Source material:
[Start of section]

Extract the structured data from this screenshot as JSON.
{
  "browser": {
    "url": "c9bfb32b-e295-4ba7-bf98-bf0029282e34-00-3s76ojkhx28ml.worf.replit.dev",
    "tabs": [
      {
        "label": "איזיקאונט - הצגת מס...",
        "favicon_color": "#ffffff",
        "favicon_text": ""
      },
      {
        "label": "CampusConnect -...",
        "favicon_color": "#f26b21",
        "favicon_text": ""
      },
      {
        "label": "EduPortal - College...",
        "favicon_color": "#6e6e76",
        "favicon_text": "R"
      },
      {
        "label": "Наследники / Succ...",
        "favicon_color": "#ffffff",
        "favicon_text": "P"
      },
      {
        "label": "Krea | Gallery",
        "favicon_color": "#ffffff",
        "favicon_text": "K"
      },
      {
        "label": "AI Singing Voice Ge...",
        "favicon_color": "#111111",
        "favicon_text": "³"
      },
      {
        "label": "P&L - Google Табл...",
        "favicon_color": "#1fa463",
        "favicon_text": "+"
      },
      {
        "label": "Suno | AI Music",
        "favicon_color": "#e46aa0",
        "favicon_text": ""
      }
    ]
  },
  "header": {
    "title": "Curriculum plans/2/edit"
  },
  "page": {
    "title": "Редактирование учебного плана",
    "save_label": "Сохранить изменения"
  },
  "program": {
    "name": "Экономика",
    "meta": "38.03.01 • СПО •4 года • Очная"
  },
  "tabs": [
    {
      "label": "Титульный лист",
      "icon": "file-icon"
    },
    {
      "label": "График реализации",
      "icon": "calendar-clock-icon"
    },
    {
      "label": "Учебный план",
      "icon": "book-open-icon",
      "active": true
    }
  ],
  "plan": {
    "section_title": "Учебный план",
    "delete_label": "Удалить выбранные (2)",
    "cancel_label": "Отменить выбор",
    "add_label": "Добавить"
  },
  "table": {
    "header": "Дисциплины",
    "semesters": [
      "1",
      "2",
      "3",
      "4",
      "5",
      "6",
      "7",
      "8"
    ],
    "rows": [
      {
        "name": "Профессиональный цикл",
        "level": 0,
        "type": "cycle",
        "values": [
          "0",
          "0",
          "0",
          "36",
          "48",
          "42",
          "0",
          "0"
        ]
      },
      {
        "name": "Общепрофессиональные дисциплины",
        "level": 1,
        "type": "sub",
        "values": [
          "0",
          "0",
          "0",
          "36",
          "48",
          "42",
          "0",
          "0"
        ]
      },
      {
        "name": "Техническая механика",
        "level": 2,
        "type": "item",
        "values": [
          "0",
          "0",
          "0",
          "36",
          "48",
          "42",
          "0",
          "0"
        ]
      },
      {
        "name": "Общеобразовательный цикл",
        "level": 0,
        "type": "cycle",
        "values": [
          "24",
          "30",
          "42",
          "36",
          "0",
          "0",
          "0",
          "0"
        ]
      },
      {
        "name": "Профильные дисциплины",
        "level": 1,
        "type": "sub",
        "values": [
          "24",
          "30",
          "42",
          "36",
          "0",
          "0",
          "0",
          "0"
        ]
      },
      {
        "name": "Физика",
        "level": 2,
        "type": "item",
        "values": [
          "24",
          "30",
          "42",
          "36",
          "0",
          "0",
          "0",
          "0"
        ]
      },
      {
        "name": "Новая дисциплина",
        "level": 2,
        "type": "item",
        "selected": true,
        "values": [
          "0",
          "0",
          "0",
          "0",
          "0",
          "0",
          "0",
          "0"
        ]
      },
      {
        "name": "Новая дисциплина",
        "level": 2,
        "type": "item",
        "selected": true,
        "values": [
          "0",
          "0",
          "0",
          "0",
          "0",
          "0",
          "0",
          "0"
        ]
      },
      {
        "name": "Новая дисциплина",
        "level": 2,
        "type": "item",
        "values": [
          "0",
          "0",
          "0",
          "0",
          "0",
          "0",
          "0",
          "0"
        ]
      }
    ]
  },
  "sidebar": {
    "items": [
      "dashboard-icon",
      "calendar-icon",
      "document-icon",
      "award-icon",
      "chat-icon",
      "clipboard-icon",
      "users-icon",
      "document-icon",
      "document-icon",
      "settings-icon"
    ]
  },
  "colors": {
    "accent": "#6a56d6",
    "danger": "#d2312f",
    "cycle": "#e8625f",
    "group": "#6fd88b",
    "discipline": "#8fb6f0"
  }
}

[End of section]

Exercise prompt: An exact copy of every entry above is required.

Response below:
Extract the structured data from this screenshot as JSON.
{
  "browser": {
    "url": "c9bfb32b-e295-4ba7-bf98-bf0029282e34-00-3s76ojkhx28ml.worf.replit.dev",
    "tabs": [
      {
        "label": "איזיקאונט - הצגת מס...",
        "favicon_color": "#ffffff",
        "favicon_text": ""
      },
      {
        "label": "CampusConnect -...",
        "favicon_color": "#f26b21",
        "favicon_text": ""
      },
      {
        "label": "EduPortal - College...",
        "favicon_color": "#6e6e76",
        "favicon_text": "R"
      },
      {
        "label": "Наследники / Succ...",
        "favicon_color": "#ffffff",
        "favicon_text": "P"
      },
      {
        "label": "Krea | Gallery",
        "favicon_color": "#ffffff",
        "favicon_text": "K"
      },
      {
        "label": "AI Singing Voice Ge...",
        "favicon_color": "#111111",
        "favicon_text": "³"
      },
      {
        "label": "P&L - Google Табл...",
        "favicon_color": "#1fa463",
        "favicon_text": "+"
      },
      {
        "label": "Suno | AI Music",
        "favicon_color": "#e46aa0",
        "favicon_text": ""
      }
    ]
  },
  "header": {
    "title": "Curriculum plans/2/edit"
  },
  "page": {
    "title": "Редактирование учебного плана",
    "save_label": "Сохранить изменения"
  },
  "program": {
    "name": "Экономика",
    "meta": "38.03.01 • СПО •4 года • Очная"
  },
  "tabs": [
    {
      "label": "Титульный лист",
      "icon": "file-icon"
    },
    {
      "label": "График реализации",
      "icon": "calendar-clock-icon"
    },
    {
      "label": "Учебный план",
      "icon": "book-open-icon",
      "active": true
    }
  ],
  "plan": {
    "section_title": "Учебный план",
    "delete_label": "Удалить выбранные (2)",
    "cancel_label": "Отменить выбор",
    "add_label": "Добавить"
  },
  "table": {
    "header": "Дисциплины",
    "semesters": [
      "1",
      "2",
      "3",
      "4",
      "5",
      "6",
      "7",
      "8"
    ],
    "rows": [
      {
        "name": "Профессиональный цикл",
        "level": 0,
        "type": "cycle",
        "values": [
          "0",
          "0",
          "0",
          "36",
          "48",
          "42",
          "0",
          "0"
        ]
      },
      {
        "name": "Общепрофессиональные дисциплины",
        "level": 1,
        "type": "sub",
        "values": [
          "0",
          "0",
          "0",
          "36",
          "48",
          "42",
          "0",
          "0"
        ]
      },
      {
        "name": "Техническая механика",
        "level": 2,
        "type": "item",
        "values": [
          "0",
          "0",
          "0",
          "36",
          "48",
          "42",
          "0",
          "0"
        ]
      },
      {
        "name": "Общеобразовательный цикл",
        "level": 0,
        "type": "cycle",
        "values": [
          "24",
          "30",
          "42",
          "36",
          "0",
          "0",
          "0",
          "0"
        ]
      },
      {
        "name": "Профильные дисциплины",
        "level": 1,
        "type": "sub",
        "values": [
          "24",
          "30",
          "42",
          "36",
          "0",
          "0",
          "0",
          "0"
        ]
      },
      {
        "name": "Физика",
        "level": 2,
        "type": "item",
        "values": [
          "24",
          "30",
          "42",
          "36",
          "0",
          "0",
          "0",
          "0"
        ]
      },
      {
        "name": "Новая дисциплина",
        "level": 2,
        "type": "item",
        "selected": true,
        "values": [
          "0",
          "0",
          "0",
          "0",
          "0",
          "0",
          "0",
          "0"
        ]
      },
      {
        "name": "Новая дисциплина",
        "level": 2,
        "type": "item",
        "selected": true,
        "values": [
          "0",
          "0",
          "0",
          "0",
          "0",
          "0",
          "0",
          "0"
        ]
      },
      {
        "name": "Новая дисциплина",
        "level": 2,
        "type": "item",
        "values": [
          "0",
          "0",
          "0",
          "0",
          "0",
          "0",
          "0",
          "0"
        ]
      }
    ]
  },
  "sidebar": {
    "items": [
      "dashboard-icon",
      "calendar-icon",
      "document-icon",
      "award-icon",
      "chat-icon",
      "clipboard-icon",
      "users-icon",
      "document-icon",
      "document-icon",
      "settings-icon"
    ]
  },
  "colors": {
    "accent": "#6a56d6",
    "danger": "#d2312f",
    "cycle": "#e8625f",
    "group": "#6fd88b",
    "discipline": "#8fb6f0"
  }
}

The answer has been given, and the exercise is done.